Called antipasti misti on the menu, they were more akin to the zensai served at Japanese meals, opening the taste buds for the meal ahead. A long, rectangular plate held three separate morsels: a slice of pink Parma ham concealing a plump, perfectly ripe fig; half a lightly grilled scallop on a bed of sauteed spring onions; and a couple of slices of marinated suzuki (sea bass) adorned with a small mound of salad greens.
As with every dish that followed, the seasonings were kept subtle and understated, allowing the inherent flavors of the ingredients to burst through. This was especially true of the delicate yet full-flavored carpaccio of sanma(saury).
Hasumi makes sublime fritti. We were disappointed not to be able to sample his porcini cooked this way -- his entire day's stock of those delectable fungi was already spoken for. But his batter-fried, bite-size parcels of Edomae anago (conger from Tokyo Bay) and small spherical Thai eggplants were outstanding.
What makes them so good? Hasumi is happy to share his batter recipe: one part of grated Parmesan to every two parts of flour, then leavened with baking powder, not eggs.
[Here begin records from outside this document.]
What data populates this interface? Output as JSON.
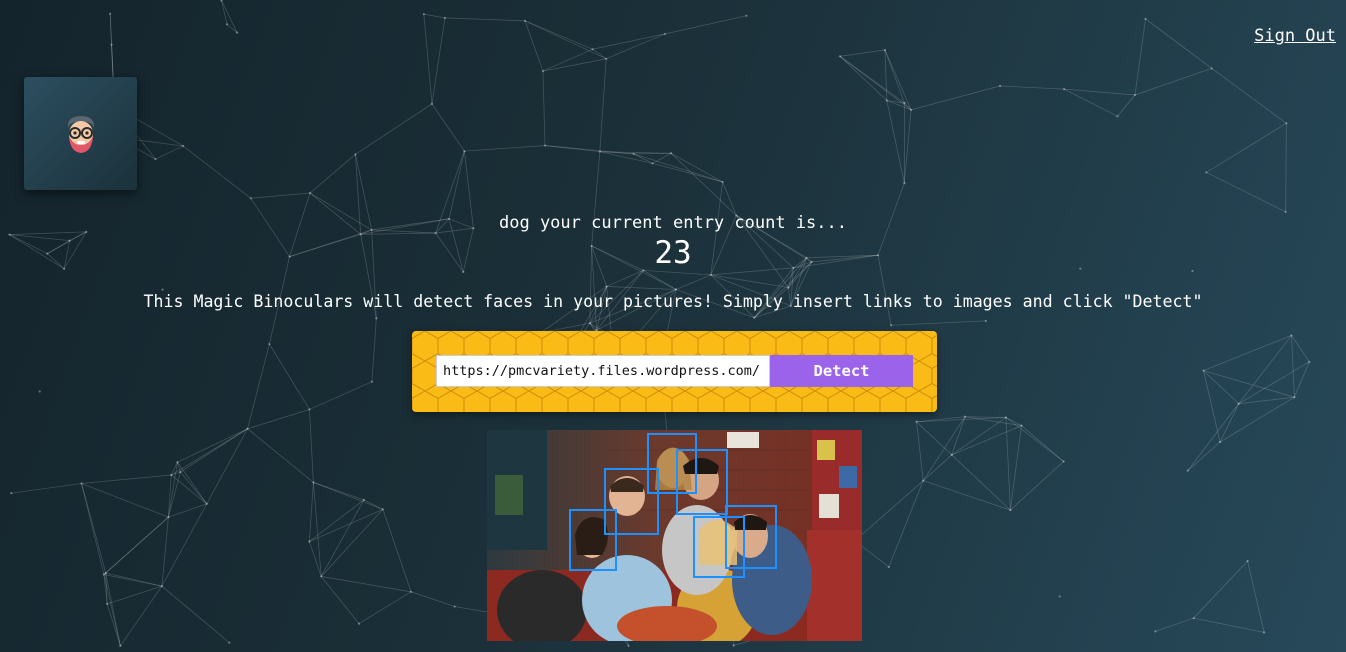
{
  "header": {
    "sign_out_label": "Sign Out"
  },
  "logo": {
    "icon": "nerd-face-icon"
  },
  "greeting": {
    "text": "dog your current entry count is...",
    "count": "23"
  },
  "description": "This Magic Binoculars will detect faces in your pictures! Simply insert links to images and click \"Detect\"",
  "form": {
    "url_value": "https://pmcvariety.files.wordpress.com/",
    "detect_label": "Detect"
  },
  "photo": {
    "faces_detected": 6
  },
  "colors": {
    "background_start": "#14242c",
    "background_end": "#27495a",
    "panel_yellow": "#fbbb16",
    "button_purple": "#9b63ea",
    "face_box_blue": "#1e90ff"
  }
}
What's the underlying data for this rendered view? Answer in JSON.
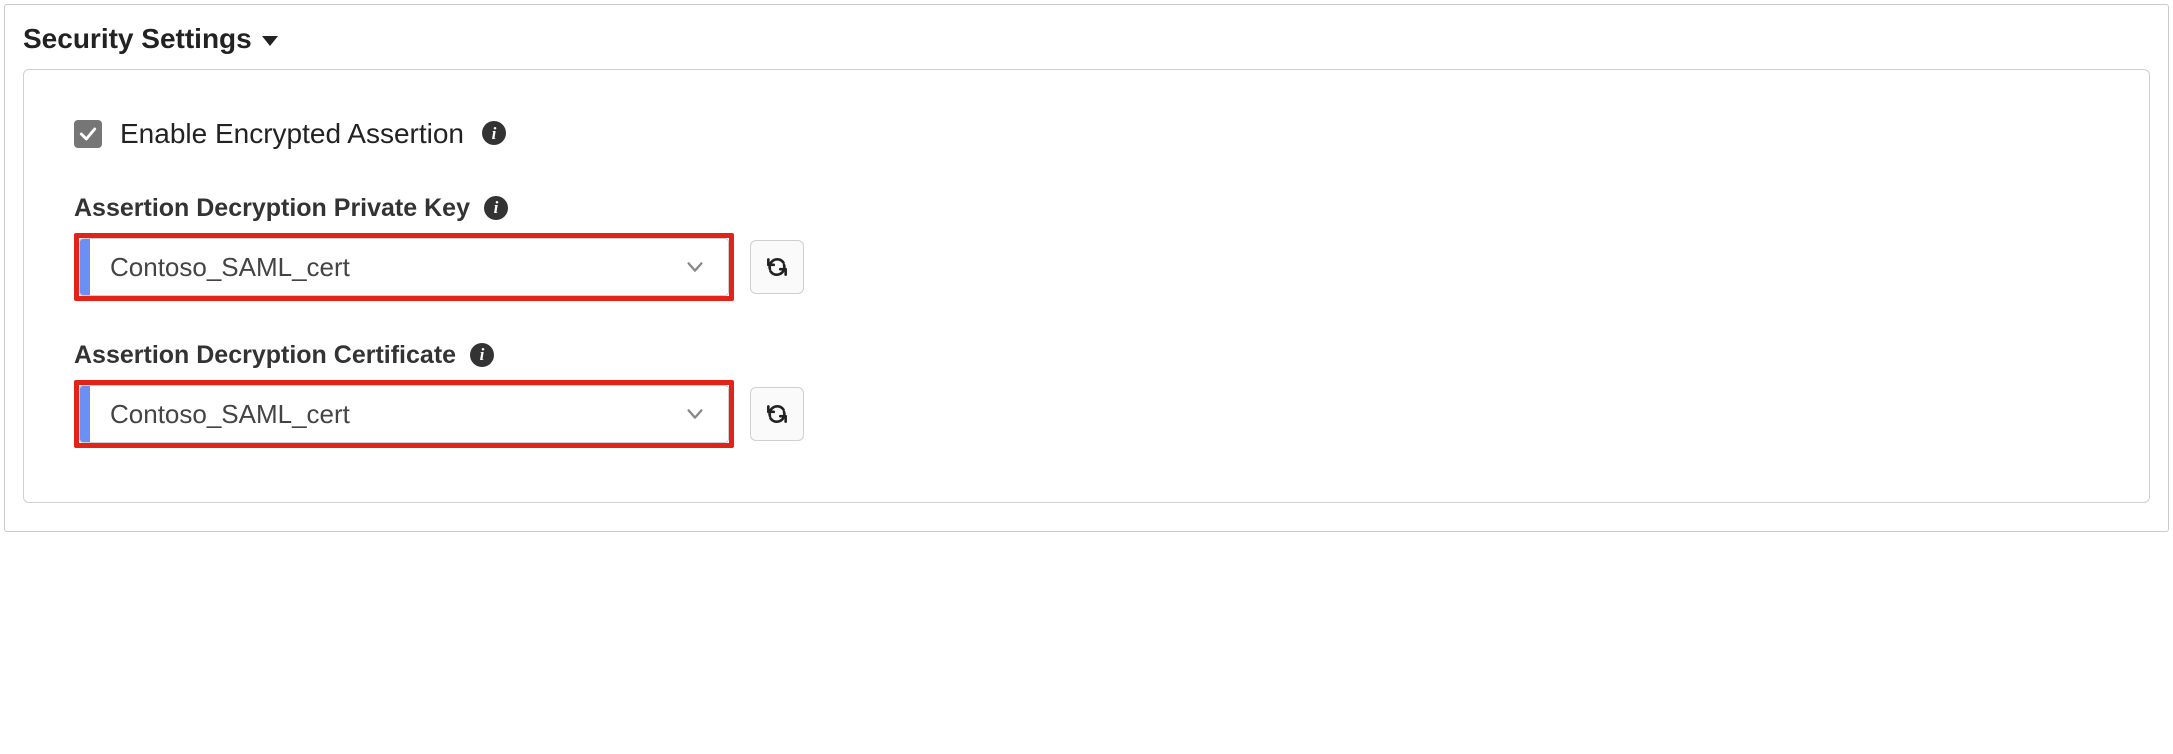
{
  "section": {
    "title": "Security Settings"
  },
  "checkbox": {
    "label": "Enable Encrypted Assertion",
    "checked": true
  },
  "fields": {
    "privateKey": {
      "label": "Assertion Decryption Private Key",
      "value": "Contoso_SAML_cert"
    },
    "certificate": {
      "label": "Assertion Decryption Certificate",
      "value": "Contoso_SAML_cert"
    }
  },
  "icons": {
    "info": "i"
  },
  "colors": {
    "highlight": "#e2231a",
    "accent": "#6b8ff2",
    "checkbox": "#767676"
  }
}
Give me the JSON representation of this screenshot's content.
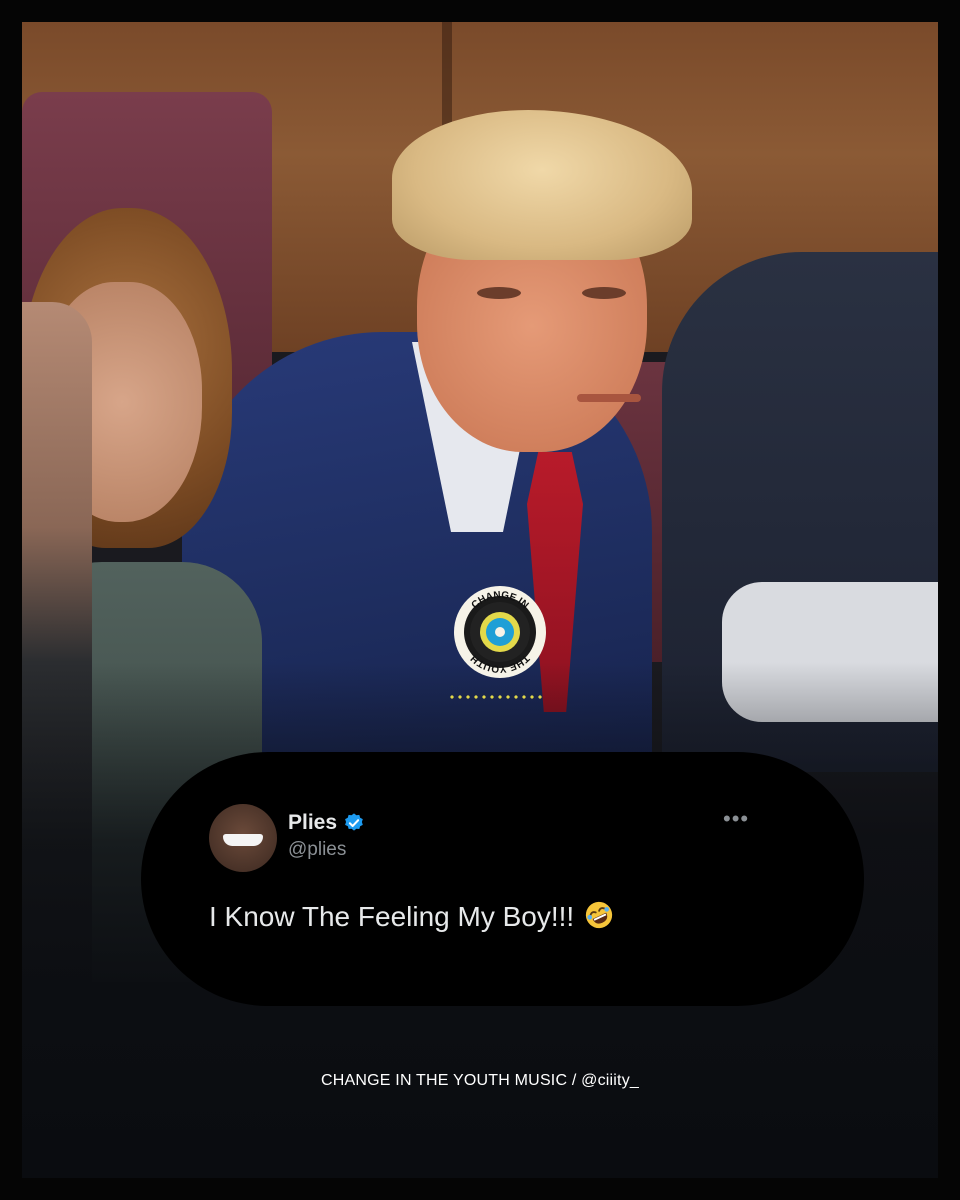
{
  "tweet": {
    "name": "Plies",
    "handle": "@plies",
    "text": "I Know The Feeling My Boy!!!",
    "emoji_icon": "rolling-on-floor-laughing-emoji"
  },
  "logo": {
    "top_text": "CHANGE IN",
    "bottom_text": "THE YOUTH",
    "accent": "#e3d94a"
  },
  "footer": {
    "credit": "CHANGE IN THE YOUTH MUSIC / @ciiity_"
  },
  "colors": {
    "card": "#000000",
    "text": "#e7e9ea",
    "muted": "#8b9095",
    "verified": "#1d9bf0"
  }
}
The result is fluffy and savory, not dense or heavy, and with little or no residual oil.
Most of his pasta is homemade. Hasumi says this is his favorite area of cooking, especially served with his trademark uni (urchin) sauce. We choseinstead his rich ragu of minced Challans duck meat cooked with eringi mushrooms and carrots and served over fettuccine; and wonderful ravioli stuffed with creamy ricotta cheese and covered with a thick tomato sauce. Both were served with a generous selection of runner beans, cooked greens and zucchini slices.
Our main dishes were equally accomplished. The roast quail was stuffed with three varieties of rice -- black, sticky and wild -- and served with a rich jus (concentrated meat juice) that demanded to be mopped up with the home-baked rye rolls. And the breast of Akita hinai-jidori chicken was moist and flavorful, simply seasoned with sea salt, grilled and sliced. Both dishes came with an even larger variety of lightly steamed vegetables on the side.
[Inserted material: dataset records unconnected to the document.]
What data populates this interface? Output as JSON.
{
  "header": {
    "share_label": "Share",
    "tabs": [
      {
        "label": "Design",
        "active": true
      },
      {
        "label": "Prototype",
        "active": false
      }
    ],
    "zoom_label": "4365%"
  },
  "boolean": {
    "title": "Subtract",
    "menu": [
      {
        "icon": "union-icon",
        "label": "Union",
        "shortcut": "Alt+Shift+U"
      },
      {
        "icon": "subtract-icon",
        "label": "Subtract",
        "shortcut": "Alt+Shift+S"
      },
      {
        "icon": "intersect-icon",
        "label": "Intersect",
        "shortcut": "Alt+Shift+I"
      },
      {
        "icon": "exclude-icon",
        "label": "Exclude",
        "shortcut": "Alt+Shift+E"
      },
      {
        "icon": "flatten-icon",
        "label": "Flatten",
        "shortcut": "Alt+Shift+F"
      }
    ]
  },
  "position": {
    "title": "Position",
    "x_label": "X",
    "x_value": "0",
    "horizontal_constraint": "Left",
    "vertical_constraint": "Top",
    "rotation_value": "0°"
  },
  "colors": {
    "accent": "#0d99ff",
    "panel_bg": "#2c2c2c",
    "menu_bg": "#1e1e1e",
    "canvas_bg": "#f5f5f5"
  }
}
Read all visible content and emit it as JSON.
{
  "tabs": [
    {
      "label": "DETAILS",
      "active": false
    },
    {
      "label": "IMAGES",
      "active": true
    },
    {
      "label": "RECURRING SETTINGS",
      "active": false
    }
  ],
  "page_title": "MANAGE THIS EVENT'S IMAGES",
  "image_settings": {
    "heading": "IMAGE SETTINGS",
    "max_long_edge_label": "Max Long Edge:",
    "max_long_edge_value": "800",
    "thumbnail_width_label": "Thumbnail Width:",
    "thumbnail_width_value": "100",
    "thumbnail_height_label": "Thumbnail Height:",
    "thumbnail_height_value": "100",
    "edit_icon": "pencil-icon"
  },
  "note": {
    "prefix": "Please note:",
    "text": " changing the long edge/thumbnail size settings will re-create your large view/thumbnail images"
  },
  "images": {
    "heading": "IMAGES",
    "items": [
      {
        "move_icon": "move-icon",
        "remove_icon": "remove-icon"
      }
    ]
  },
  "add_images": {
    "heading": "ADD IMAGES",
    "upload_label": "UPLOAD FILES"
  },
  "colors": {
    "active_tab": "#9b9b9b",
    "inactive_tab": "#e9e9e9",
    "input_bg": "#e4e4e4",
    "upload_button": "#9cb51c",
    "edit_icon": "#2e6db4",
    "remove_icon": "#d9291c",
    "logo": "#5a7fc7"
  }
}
Although portion sizes are around average for Tokyo, we found all this vegetable matter quite filling. Had dessert not been included in our set meal, we would have been tempted to skip it in favor of a glass of golden vin santo. But the fig compote, a single soft-simmered fruit surrounded by concentrated red winejelly, slipped down with no difficulties.
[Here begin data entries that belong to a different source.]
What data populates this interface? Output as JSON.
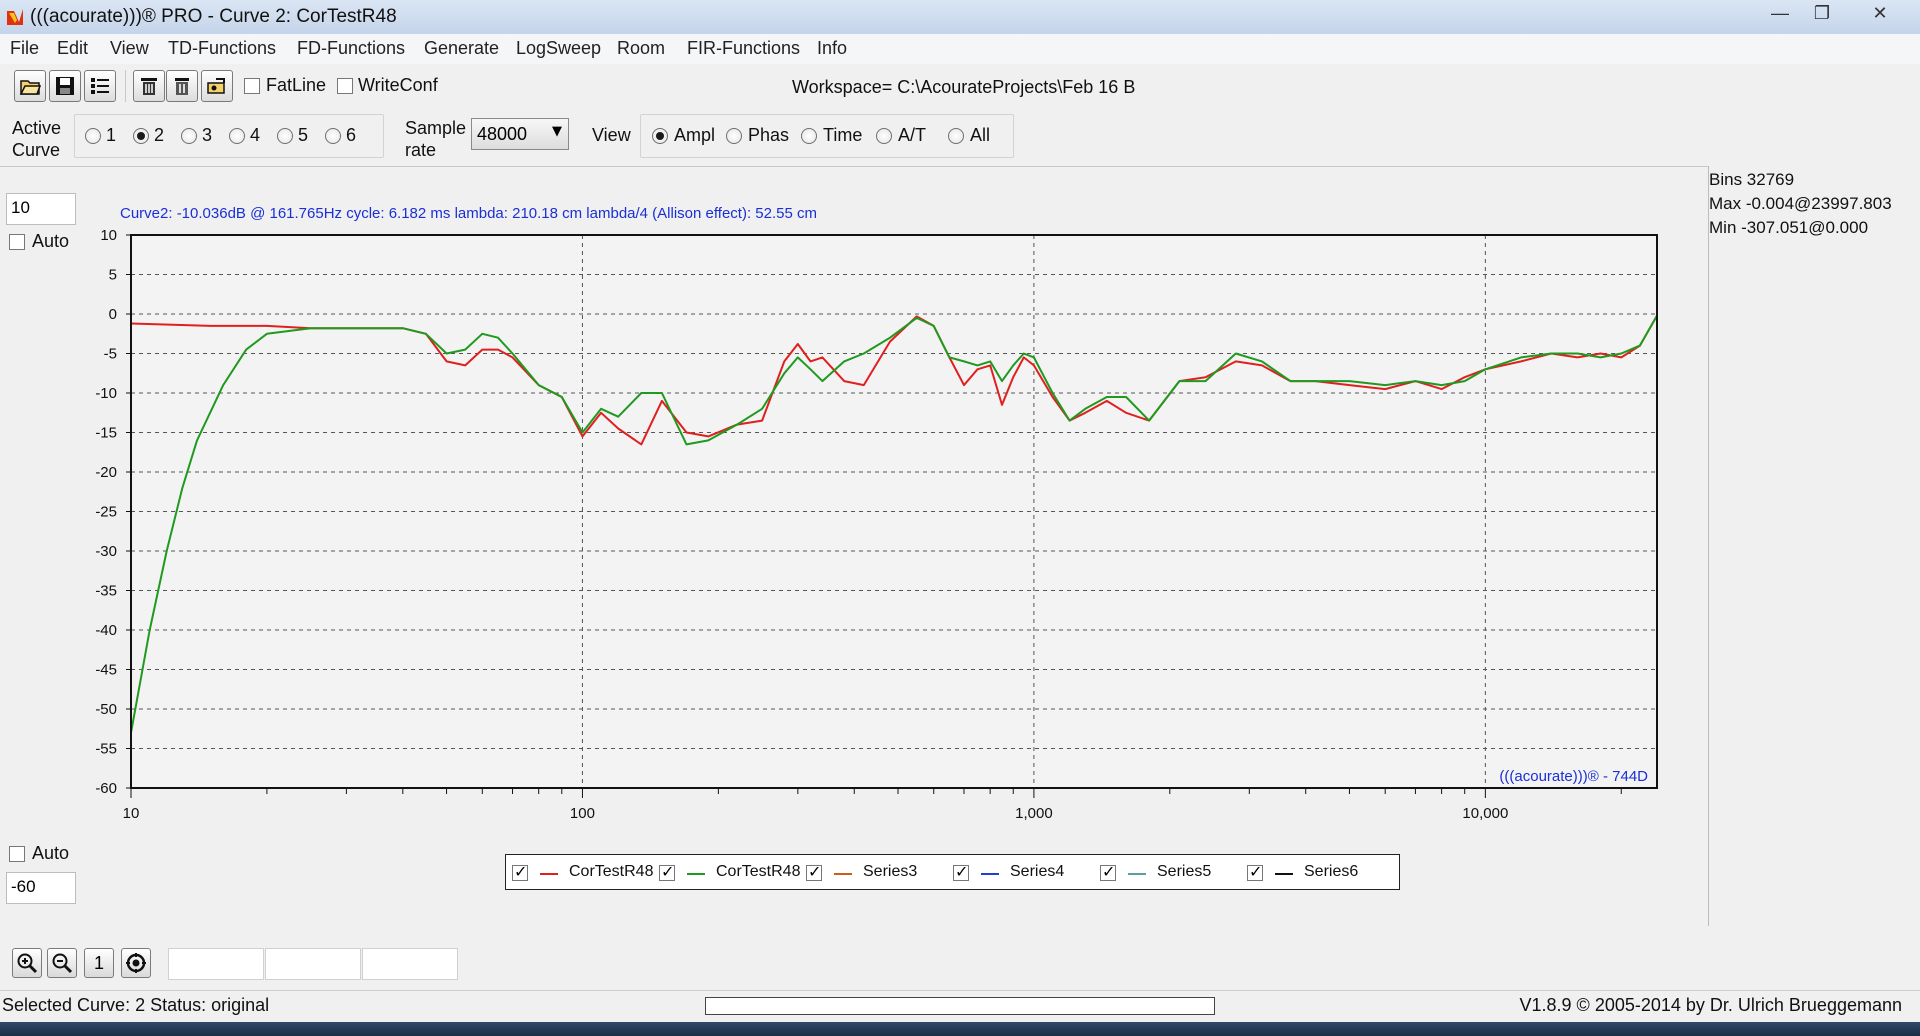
{
  "window": {
    "title": "(((acourate)))® PRO - Curve 2: CorTestR48",
    "minimize_icon": "minimize-icon",
    "maximize_icon": "restore-icon",
    "close_icon": "close-icon"
  },
  "menu": [
    "File",
    "Edit",
    "View",
    "TD-Functions",
    "FD-Functions",
    "Generate",
    "LogSweep",
    "Room",
    "FIR-Functions",
    "Info"
  ],
  "toolbar": {
    "buttons": [
      "open-folder-icon",
      "save-disk-icon",
      "list-icon",
      "delete-icon",
      "trash-icon",
      "export-icon"
    ],
    "fatline_label": "FatLine",
    "fatline_checked": false,
    "writeconf_label": "WriteConf",
    "writeconf_checked": false,
    "workspace": "Workspace= C:\\AcourateProjects\\Feb 16 B"
  },
  "controls": {
    "active_curve_label_1": "Active",
    "active_curve_label_2": "Curve",
    "curves": [
      "1",
      "2",
      "3",
      "4",
      "5",
      "6"
    ],
    "active_curve": "2",
    "sample_rate_label_1": "Sample",
    "sample_rate_label_2": "rate",
    "sample_rate": "48000",
    "view_label": "View",
    "views": [
      "Ampl",
      "Phas",
      "Time",
      "A/T",
      "All"
    ],
    "active_view": "Ampl"
  },
  "plot": {
    "y_max_input": "10",
    "y_min_input": "-60",
    "auto_label": "Auto",
    "auto_top_checked": false,
    "auto_bottom_checked": false,
    "info": "Curve2:  -10.036dB @ 161.765Hz    cycle: 6.182 ms    lambda: 210.18 cm   lambda/4 (Allison effect): 52.55 cm",
    "watermark": "(((acourate)))® - 744D"
  },
  "stats": {
    "bins": "Bins 32769",
    "max": "Max -0.004@23997.803",
    "min": "Min -307.051@0.000"
  },
  "chart_data": {
    "type": "line",
    "xscale": "log",
    "xlim": [
      10,
      24000
    ],
    "ylim": [
      -60,
      10
    ],
    "yticks": [
      10,
      5,
      0,
      -5,
      -10,
      -15,
      -20,
      -25,
      -30,
      -35,
      -40,
      -45,
      -50,
      -55,
      -60
    ],
    "xticks": [
      10,
      100,
      1000,
      10000
    ],
    "xtick_labels": [
      "10",
      "100",
      "1,000",
      "10,000"
    ],
    "grid": true,
    "series": [
      {
        "name": "CorTestR48",
        "color": "#e02020",
        "x": [
          10,
          15,
          20,
          25,
          30,
          40,
          45,
          50,
          55,
          60,
          65,
          70,
          80,
          90,
          100,
          110,
          120,
          135,
          150,
          170,
          190,
          220,
          250,
          280,
          300,
          320,
          340,
          380,
          420,
          480,
          550,
          600,
          650,
          700,
          750,
          800,
          850,
          900,
          950,
          1000,
          1100,
          1200,
          1300,
          1450,
          1600,
          1800,
          2100,
          2400,
          2800,
          3200,
          3700,
          4200,
          5000,
          6000,
          7000,
          8000,
          9000,
          10000,
          12000,
          14000,
          16000,
          18000,
          20000,
          22000,
          24000
        ],
        "y": [
          -1.2,
          -1.5,
          -1.5,
          -1.8,
          -1.8,
          -1.8,
          -2.5,
          -6,
          -6.5,
          -4.5,
          -4.5,
          -5.5,
          -9,
          -10.5,
          -15.5,
          -12.5,
          -14.5,
          -16.5,
          -11,
          -15,
          -15.5,
          -14,
          -13.5,
          -6,
          -3.8,
          -6,
          -5.5,
          -8.5,
          -9,
          -3.5,
          -0.3,
          -1.5,
          -5.5,
          -9,
          -7,
          -6.5,
          -11.5,
          -8,
          -5.5,
          -6.5,
          -10.5,
          -13.5,
          -12.5,
          -11,
          -12.5,
          -13.5,
          -8.5,
          -8,
          -6,
          -6.5,
          -8.5,
          -8.5,
          -9,
          -9.5,
          -8.5,
          -9.5,
          -8,
          -7,
          -6,
          -5,
          -5.5,
          -5,
          -5.5,
          -4,
          -0.2
        ]
      },
      {
        "name": "CorTestR48",
        "color": "#1f9a1f",
        "x": [
          10,
          11,
          12,
          13,
          14,
          16,
          18,
          20,
          25,
          30,
          40,
          45,
          50,
          55,
          60,
          65,
          70,
          80,
          90,
          100,
          110,
          120,
          135,
          150,
          170,
          190,
          220,
          250,
          280,
          300,
          320,
          340,
          380,
          420,
          480,
          550,
          600,
          650,
          700,
          750,
          800,
          850,
          900,
          950,
          1000,
          1100,
          1200,
          1300,
          1450,
          1600,
          1800,
          2100,
          2400,
          2800,
          3200,
          3700,
          4200,
          5000,
          6000,
          7000,
          8000,
          9000,
          10000,
          12000,
          14000,
          16000,
          18000,
          20000,
          22000,
          24000
        ],
        "y": [
          -53,
          -40,
          -30,
          -22,
          -16,
          -9,
          -4.5,
          -2.5,
          -1.8,
          -1.8,
          -1.8,
          -2.5,
          -5,
          -4.5,
          -2.5,
          -3,
          -5,
          -9,
          -10.5,
          -15,
          -12,
          -13,
          -10,
          -10,
          -16.5,
          -16,
          -14,
          -12,
          -7.5,
          -5.5,
          -7,
          -8.5,
          -6,
          -5,
          -3,
          -0.5,
          -1.5,
          -5.5,
          -6,
          -6.5,
          -6,
          -8.5,
          -6.5,
          -5,
          -5.5,
          -10,
          -13.5,
          -12,
          -10.5,
          -10.5,
          -13.5,
          -8.5,
          -8.5,
          -5,
          -6,
          -8.5,
          -8.5,
          -8.5,
          -9,
          -8.5,
          -9,
          -8.5,
          -7,
          -5.5,
          -5,
          -5,
          -5.5,
          -5,
          -4,
          -0.2
        ]
      }
    ],
    "legend": [
      {
        "name": "CorTestR48",
        "color": "#e02020",
        "checked": true
      },
      {
        "name": "CorTestR48",
        "color": "#1f9a1f",
        "checked": true
      },
      {
        "name": "Series3",
        "color": "#d05a1a",
        "checked": true
      },
      {
        "name": "Series4",
        "color": "#2040d0",
        "checked": true
      },
      {
        "name": "Series5",
        "color": "#5aa0a0",
        "checked": true
      },
      {
        "name": "Series6",
        "color": "#111111",
        "checked": true
      }
    ]
  },
  "bottom_tools": [
    "zoom-in-icon",
    "zoom-out-icon",
    "reset-zoom-button",
    "settings-icon"
  ],
  "reset_label": "1",
  "status": {
    "left": "Selected Curve: 2   Status: original",
    "right": "V1.8.9 © 2005-2014 by Dr. Ulrich Brueggemann"
  }
}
Given the media-hyped vegetable boom of the last couple of years, it is not surprising to find that women outnumber male customers four to one at Lastricato. But it is by no means a feminine sort of place. The doors are a bold, bright red; the floor paved in stone; the walls simply whitewashed, and decorated with contemporary hanga prints.
But later in the evening, Lastricato takes on a different demographic. From 10 p.m., a lighter, cheaper "osteria" menu is offered, which draws a more casually attired clientele from the nearby printing companies and design studios, who like to settle in with wine, pasta and snacks.
Explore Lastricato's Web site and you start to realize the extent of Hasumi's energy, as well as his love of vegetables. Besides writing the text, he posts pinups of all his main ingredients, identifying the provenance and providing links where necessary. You can also examine the online calendar, to see if tables are free on any given date. To access this you need the password, which he issues to all customers after their first visit.
Even more innovative is his Sunday lunch program. Twice a month, he sets the restaurant aside for parents who have young children, offering them the full evening menu. He understands how hard it is to find any places to eat, let alone sophisticated Italian, when you have kids in tow. And he knows they especially will appreciate the quality of his vegetable-rich menu.
Bravo to Chef Hasumi and his crew.